I want you two to promise me you will never tell anyone what we discovered last night.
Power to make it snow is too dangerous to rest in human hands."
The boys promised and did their best to cheer him up, but it was no use. He turned
off the lights and trudged wearily through the snow to his back door.
"Wait, Mr. Gruber!" Carl suddenly called, as he lifted a startled face to the sky.
"It's stopped snowing!"
"Thank heaven!" the old man exclaimed.
He straightened up and saw it was true. "Now I can sleep. Good night, boys."
Carl and Jerry stood outside between their houses for a few minutes and watched the
stars peep out one by one. Finally the moon slid from behind a cloud and bathed the snowy
landscape in a beautiful white light.
"Jer," Carl finally asked as he stared up at the sky, "do you really think that the
machine caused all this snow?"
"We'll probably never know," Jerry said slowly; "but no one will ever convince Mr.
Gruber that it didn't. As for me, whether the machine worked or not, it has taught me
a lesson I'll never forget: power carries with it a terrible responsibility. Good night,
Carl Anderson and Jerry Bishop were two teenage boys whose
love of electronics, Ham radio, and all things technical afforded them ample opportunities
to satisfy their own curiosities, assist law enforcement and neighbors with solving
problems, and impressing – and sometimes toying with - friends based on their proclivity
for serious undertakings as well as fun.
Vox Electronik, September 1958
- Pi in
the Sky and Big Twist, February 1964
Bell Bull Session, December 1961
Boogie, August 1958
- TV Picture,
Electronic Eraser, August 1962
Trap, March 1956
at Work, June 1956
Aweigh, July 1956
Bosco Has His Day, August 1956
Hand of Selene, November 1960
or Not?, October 1956
Electronic Beach Buggy, September 1956
Extra Sensory Perception, December 1956
in a Chimney, January 1956
Performance, November 1958
of Judas, July 1961
- The Sucker,
New Year, January 1963
Snow Machine, December 1960
Extracurricular Education, July 1963
Slow Motion for Quick Action, April 1963
Sleuthing, August 1963
- TV Antennas,
a Soroban, March 1963
Fair --", September 1963
Worm Warming, May 1961
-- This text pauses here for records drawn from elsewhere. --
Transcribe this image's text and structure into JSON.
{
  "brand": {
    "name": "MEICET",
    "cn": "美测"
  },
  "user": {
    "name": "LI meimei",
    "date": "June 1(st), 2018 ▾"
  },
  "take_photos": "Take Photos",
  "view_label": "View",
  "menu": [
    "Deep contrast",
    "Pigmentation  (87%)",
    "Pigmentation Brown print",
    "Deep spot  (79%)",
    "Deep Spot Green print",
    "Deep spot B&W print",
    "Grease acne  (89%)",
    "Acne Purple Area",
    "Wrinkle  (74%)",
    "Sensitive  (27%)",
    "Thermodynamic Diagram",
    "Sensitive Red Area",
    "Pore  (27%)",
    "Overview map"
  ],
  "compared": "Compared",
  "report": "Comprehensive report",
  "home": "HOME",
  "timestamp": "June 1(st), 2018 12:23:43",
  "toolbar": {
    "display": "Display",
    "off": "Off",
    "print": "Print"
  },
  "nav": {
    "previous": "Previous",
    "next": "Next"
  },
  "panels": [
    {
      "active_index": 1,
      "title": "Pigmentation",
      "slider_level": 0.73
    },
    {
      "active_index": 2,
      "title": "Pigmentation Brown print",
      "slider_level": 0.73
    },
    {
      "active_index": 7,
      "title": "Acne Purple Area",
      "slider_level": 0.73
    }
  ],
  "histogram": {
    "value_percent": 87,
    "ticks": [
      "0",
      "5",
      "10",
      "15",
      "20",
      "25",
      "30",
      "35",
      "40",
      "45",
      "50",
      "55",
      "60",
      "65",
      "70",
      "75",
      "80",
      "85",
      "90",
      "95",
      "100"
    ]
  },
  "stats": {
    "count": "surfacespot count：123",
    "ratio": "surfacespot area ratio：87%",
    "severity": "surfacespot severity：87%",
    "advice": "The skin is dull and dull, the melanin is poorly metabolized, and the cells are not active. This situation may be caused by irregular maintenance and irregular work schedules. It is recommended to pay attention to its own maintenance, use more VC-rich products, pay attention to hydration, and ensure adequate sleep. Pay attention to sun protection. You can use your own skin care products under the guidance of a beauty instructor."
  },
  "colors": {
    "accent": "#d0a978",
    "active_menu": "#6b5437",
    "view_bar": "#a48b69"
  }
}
Santa's Little Helpers - December 1955
Two Tough Customers - June 1960
Pocket Radio, TV Receivers
Yagi Antennas, May 1955
Stomping, March 1962
Blubber Banisher, July 1959
- The Sparkling
Light, May 1962
Research Rewarded, June 1962
- A Hot Idea, March
- The Hot
Dog Case, December 1954
A New Company is Launched, October 1956
Under the Mistletoe, December 1958
Electronic Eraser, August 1962
- "BBI", May 1959
Sound Waves, July 1955
- The River
Sniffer, July 1962
- Ham Radio,
Torero Electronico, April 1960
Wireless, January 1962
Electronic Shadow, September 1957
Elementary Induction, June 1963
- He Went
Electronic Detective, February 1958
Aiding an Instinct, December 1962
- Two Detectors,
with a Tachometer, July 1960
and the Pirates, April 1961
The Crazy Clock Caper, October 1960
Carl & Jerry: Their Complete Adventures is
now available. "From 1954 through 1964, Popular Electronics published 119 adventures
of Carl Anderson and Jerry Bishop, two teen boys with a passion for electronics
and a knack for getting into and out of trouble with haywire lash-ups built in Jerry's
basement. Better still, the boys explained how it all worked, and in doing so, launched
countless young people into careers in science and technology. Now, for the first
time ever, the full run of Carl and Jerry yarns by John T. Frye are available again,
in five authorized anthologies that include the full text and all illustrations."
Posted November 14, 2018